Nothing but an exact reprint of the records is to be returned.

» RECORDS FOR THE TASK:
-- Opening Marker --

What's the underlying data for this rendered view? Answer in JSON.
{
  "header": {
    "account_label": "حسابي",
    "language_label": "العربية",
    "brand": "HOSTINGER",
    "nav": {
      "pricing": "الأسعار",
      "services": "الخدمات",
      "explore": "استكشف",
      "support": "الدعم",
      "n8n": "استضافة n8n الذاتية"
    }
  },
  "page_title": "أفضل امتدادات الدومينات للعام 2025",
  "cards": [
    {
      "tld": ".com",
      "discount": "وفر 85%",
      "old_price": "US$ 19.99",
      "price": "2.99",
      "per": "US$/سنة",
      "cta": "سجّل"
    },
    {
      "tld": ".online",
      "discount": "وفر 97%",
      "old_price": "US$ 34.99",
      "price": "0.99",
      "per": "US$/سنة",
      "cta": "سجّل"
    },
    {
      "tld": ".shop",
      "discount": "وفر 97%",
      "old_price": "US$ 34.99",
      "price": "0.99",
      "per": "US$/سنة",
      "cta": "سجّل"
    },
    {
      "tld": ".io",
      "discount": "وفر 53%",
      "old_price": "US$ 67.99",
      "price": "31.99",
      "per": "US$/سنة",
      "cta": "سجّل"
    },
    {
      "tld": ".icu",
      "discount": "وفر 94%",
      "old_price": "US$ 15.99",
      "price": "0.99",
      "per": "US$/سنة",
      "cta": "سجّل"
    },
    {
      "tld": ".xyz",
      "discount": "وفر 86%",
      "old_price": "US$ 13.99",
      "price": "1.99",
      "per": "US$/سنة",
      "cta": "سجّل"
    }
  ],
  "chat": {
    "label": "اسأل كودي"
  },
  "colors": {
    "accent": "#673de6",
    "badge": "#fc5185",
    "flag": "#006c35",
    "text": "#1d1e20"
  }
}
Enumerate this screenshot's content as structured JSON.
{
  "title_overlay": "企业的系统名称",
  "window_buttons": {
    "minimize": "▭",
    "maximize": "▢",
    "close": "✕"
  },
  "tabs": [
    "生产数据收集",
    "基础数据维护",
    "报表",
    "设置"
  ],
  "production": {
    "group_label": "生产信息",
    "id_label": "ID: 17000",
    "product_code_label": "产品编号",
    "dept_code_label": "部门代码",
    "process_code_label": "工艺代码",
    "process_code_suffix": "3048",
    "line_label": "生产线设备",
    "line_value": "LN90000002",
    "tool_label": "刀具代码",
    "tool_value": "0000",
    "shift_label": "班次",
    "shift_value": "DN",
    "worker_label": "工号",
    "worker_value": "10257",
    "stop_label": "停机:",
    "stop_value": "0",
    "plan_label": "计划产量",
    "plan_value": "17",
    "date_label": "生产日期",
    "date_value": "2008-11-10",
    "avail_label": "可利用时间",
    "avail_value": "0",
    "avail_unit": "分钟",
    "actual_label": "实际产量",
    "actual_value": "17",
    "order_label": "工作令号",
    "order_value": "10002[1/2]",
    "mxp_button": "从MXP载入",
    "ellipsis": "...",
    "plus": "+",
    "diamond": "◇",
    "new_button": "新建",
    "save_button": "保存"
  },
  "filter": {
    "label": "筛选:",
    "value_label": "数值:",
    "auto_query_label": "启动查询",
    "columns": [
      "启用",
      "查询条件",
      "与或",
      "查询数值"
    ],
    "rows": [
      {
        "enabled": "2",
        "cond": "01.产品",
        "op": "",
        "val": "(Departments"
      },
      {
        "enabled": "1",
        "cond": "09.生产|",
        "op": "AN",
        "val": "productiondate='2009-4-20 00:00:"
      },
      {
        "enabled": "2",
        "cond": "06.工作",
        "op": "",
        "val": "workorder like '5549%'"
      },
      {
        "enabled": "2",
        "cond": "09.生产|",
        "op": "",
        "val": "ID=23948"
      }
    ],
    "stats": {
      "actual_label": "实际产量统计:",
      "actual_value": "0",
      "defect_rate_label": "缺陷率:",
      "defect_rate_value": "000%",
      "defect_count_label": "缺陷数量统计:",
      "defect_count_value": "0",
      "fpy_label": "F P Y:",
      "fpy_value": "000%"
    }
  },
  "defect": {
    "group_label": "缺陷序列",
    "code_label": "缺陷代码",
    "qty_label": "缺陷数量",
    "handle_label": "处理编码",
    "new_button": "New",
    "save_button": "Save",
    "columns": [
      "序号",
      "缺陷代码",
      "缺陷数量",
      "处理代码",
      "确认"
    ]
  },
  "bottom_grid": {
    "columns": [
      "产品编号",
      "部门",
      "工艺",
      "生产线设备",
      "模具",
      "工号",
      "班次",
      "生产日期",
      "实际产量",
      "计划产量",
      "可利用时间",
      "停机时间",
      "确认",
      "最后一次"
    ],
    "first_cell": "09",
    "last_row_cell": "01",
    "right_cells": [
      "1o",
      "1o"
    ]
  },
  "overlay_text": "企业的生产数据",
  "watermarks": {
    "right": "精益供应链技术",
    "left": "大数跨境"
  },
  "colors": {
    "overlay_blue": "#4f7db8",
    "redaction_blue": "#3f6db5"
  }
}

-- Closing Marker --

» WRITTEN RESPONSE:
What's the underlying data for this rendered view? Answer in JSON.
{
  "header": {
    "account_label": "حسابي",
    "language_label": "العربية",
    "brand": "HOSTINGER",
    "nav": {
      "pricing": "الأسعار",
      "services": "الخدمات",
      "explore": "استكشف",
      "support": "الدعم",
      "n8n": "استضافة n8n الذاتية"
    }
  },
  "page_title": "أفضل امتدادات الدومينات للعام 2025",
  "cards": [
    {
      "tld": ".com",
      "discount": "وفر 85%",
      "old_price": "US$ 19.99",
      "price": "2.99",
      "per": "US$/سنة",
      "cta": "سجّل"
    },
    {
      "tld": ".online",
      "discount": "وفر 97%",
      "old_price": "US$ 34.99",
      "price": "0.99",
      "per": "US$/سنة",
      "cta": "سجّل"
    },
    {
      "tld": ".shop",
      "discount": "وفر 97%",
      "old_price": "US$ 34.99",
      "price": "0.99",
      "per": "US$/سنة",
      "cta": "سجّل"
    },
    {
      "tld": ".io",
      "discount": "وفر 53%",
      "old_price": "US$ 67.99",
      "price": "31.99",
      "per": "US$/سنة",
      "cta": "سجّل"
    },
    {
      "tld": ".icu",
      "discount": "وفر 94%",
      "old_price": "US$ 15.99",
      "price": "0.99",
      "per": "US$/سنة",
      "cta": "سجّل"
    },
    {
      "tld": ".xyz",
      "discount": "وفر 86%",
      "old_price": "US$ 13.99",
      "price": "1.99",
      "per": "US$/سنة",
      "cta": "سجّل"
    }
  ],
  "chat": {
    "label": "اسأل كودي"
  },
  "colors": {
    "accent": "#673de6",
    "badge": "#fc5185",
    "flag": "#006c35",
    "text": "#1d1e20"
  }
}
Enumerate this screenshot's content as structured JSON.
{
  "title_overlay": "企业的系统名称",
  "window_buttons": {
    "minimize": "▭",
    "maximize": "▢",
    "close": "✕"
  },
  "tabs": [
    "生产数据收集",
    "基础数据维护",
    "报表",
    "设置"
  ],
  "production": {
    "group_label": "生产信息",
    "id_label": "ID: 17000",
    "product_code_label": "产品编号",
    "dept_code_label": "部门代码",
    "process_code_label": "工艺代码",
    "process_code_suffix": "3048",
    "line_label": "生产线设备",
    "line_value": "LN90000002",
    "tool_label": "刀具代码",
    "tool_value": "0000",
    "shift_label": "班次",
    "shift_value": "DN",
    "worker_label": "工号",
    "worker_value": "10257",
    "stop_label": "停机:",
    "stop_value": "0",
    "plan_label": "计划产量",
    "plan_value": "17",
    "date_label": "生产日期",
    "date_value": "2008-11-10",
    "avail_label": "可利用时间",
    "avail_value": "0",
    "avail_unit": "分钟",
    "actual_label": "实际产量",
    "actual_value": "17",
    "order_label": "工作令号",
    "order_value": "10002[1/2]",
    "mxp_button": "从MXP载入",
    "ellipsis": "...",
    "plus": "+",
    "diamond": "◇",
    "new_button": "新建",
    "save_button": "保存"
  },
  "filter": {
    "label": "筛选:",
    "value_label": "数值:",
    "auto_query_label": "启动查询",
    "columns": [
      "启用",
      "查询条件",
      "与或",
      "查询数值"
    ],
    "rows": [
      {
        "enabled": "2",
        "cond": "01.产品",
        "op": "",
        "val": "(Departments"
      },
      {
        "enabled": "1",
        "cond": "09.生产|",
        "op": "AN",
        "val": "productiondate='2009-4-20 00:00:"
      },
      {
        "enabled": "2",
        "cond": "06.工作",
        "op": "",
        "val": "workorder like '5549%'"
      },
      {
        "enabled": "2",
        "cond": "09.生产|",
        "op": "",
        "val": "ID=23948"
      }
    ],
    "stats": {
      "actual_label": "实际产量统计:",
      "actual_value": "0",
      "defect_rate_label": "缺陷率:",
      "defect_rate_value": "000%",
      "defect_count_label": "缺陷数量统计:",
      "defect_count_value": "0",
      "fpy_label": "F P Y:",
      "fpy_value": "000%"
    }
  },
  "defect": {
    "group_label": "缺陷序列",
    "code_label": "缺陷代码",
    "qty_label": "缺陷数量",
    "handle_label": "处理编码",
    "new_button": "New",
    "save_button": "Save",
    "columns": [
      "序号",
      "缺陷代码",
      "缺陷数量",
      "处理代码",
      "确认"
    ]
  },
  "bottom_grid": {
    "columns": [
      "产品编号",
      "部门",
      "工艺",
      "生产线设备",
      "模具",
      "工号",
      "班次",
      "生产日期",
      "实际产量",
      "计划产量",
      "可利用时间",
      "停机时间",
      "确认",
      "最后一次"
    ],
    "first_cell": "09",
    "last_row_cell": "01",
    "right_cells": [
      "1o",
      "1o"
    ]
  },
  "overlay_text": "企业的生产数据",
  "watermarks": {
    "right": "精益供应链技术",
    "left": "大数跨境"
  },
  "colors": {
    "overlay_blue": "#4f7db8",
    "redaction_blue": "#3f6db5"
  }
}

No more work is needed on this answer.